Cram-schools aren’t the problem, they are the result
From time to time, either the political class or the media turn their attention to cram-schools such as those in Kota, pointing to either how this gives the well-off who can afford them an unfair advantage or how the intense pressure is causing suicide rates to go up—The Indian Express has a series on the suicides in Kota coaching centres. In fact, when the UPA was in power, it even changed the pattern of entrance examinations to the IITs to limit the influence of what it called the Kota menace. No one who has been to these coaching centres can come back not horrified by the pressure cooker-like conditions in which children who have been sent here to study by their parents live in, or by the standards of what passes for teaching.
That, however, is missing the point. Whether you have or do not have Kota-style cram-schools—and this applies not just to the IIT entrance exams, it applies to the IAS examinations and countless others—if 1.5 million people are going to compete for just 10,000 seats, the pressure is going to be intense; indeed, if you look at the number of seats offered in the more prestigious IITs, the ratio gets far worse. Changing the pattern of the entrance examinations will not help as long as the ratios of success and failure remain what they are today. There is a proposal to have an aptitude test to see who qualifies to appear for the entrance examination—this will be applicable from 2017—but that only brings in an intermediate make-or-break layer of tension; and who’s to say the enterprising coaching industry in Kota won’t figure out a way to start preparing students for the aptitude tests?

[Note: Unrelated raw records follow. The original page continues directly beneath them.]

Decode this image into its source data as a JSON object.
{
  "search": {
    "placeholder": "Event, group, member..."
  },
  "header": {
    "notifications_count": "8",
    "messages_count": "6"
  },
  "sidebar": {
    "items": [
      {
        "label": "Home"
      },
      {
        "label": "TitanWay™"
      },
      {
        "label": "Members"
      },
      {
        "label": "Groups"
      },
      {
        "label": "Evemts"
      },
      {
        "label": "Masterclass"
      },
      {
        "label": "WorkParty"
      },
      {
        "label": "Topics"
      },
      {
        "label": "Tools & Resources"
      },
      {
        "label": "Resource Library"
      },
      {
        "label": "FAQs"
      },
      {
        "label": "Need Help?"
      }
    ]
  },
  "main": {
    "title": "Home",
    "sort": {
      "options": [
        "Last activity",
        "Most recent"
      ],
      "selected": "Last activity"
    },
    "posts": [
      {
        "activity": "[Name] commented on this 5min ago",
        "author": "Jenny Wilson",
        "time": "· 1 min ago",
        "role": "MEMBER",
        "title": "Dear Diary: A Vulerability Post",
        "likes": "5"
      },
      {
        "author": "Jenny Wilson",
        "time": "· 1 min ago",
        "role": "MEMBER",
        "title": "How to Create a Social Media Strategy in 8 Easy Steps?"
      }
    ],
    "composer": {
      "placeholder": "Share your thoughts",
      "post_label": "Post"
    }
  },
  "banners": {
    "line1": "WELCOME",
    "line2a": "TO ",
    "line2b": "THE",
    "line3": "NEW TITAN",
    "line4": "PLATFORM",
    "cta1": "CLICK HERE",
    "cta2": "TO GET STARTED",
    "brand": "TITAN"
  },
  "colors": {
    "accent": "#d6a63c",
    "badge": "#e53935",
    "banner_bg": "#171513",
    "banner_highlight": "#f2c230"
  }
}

The crux of the problem is a publicly-funded—and regulated—school and college system which has simply failed to deliver the goods. When students can’t read basic texts or do simple mathematics while in school, you would think the emphasis would be to fix this, to get better teachers and better pedagogy. Instead, for decades, and getting worse with each passing one, teachers are selected on the basis of their caste, not their ability to teach—and students get a better shot if they belong to a certain caste, not just on the basis of their marks. If this is the state of government-run education, the rules are so stifling for private providers of education, very few institutions of repute come up—not surprisingly then, a large proportion of students who pass out of most schools and colleges either don’t get jobs or are unable to hold them down and get promoted. The quota, not Kota, will be the reason why India will fail to break into the rank of first-world nations.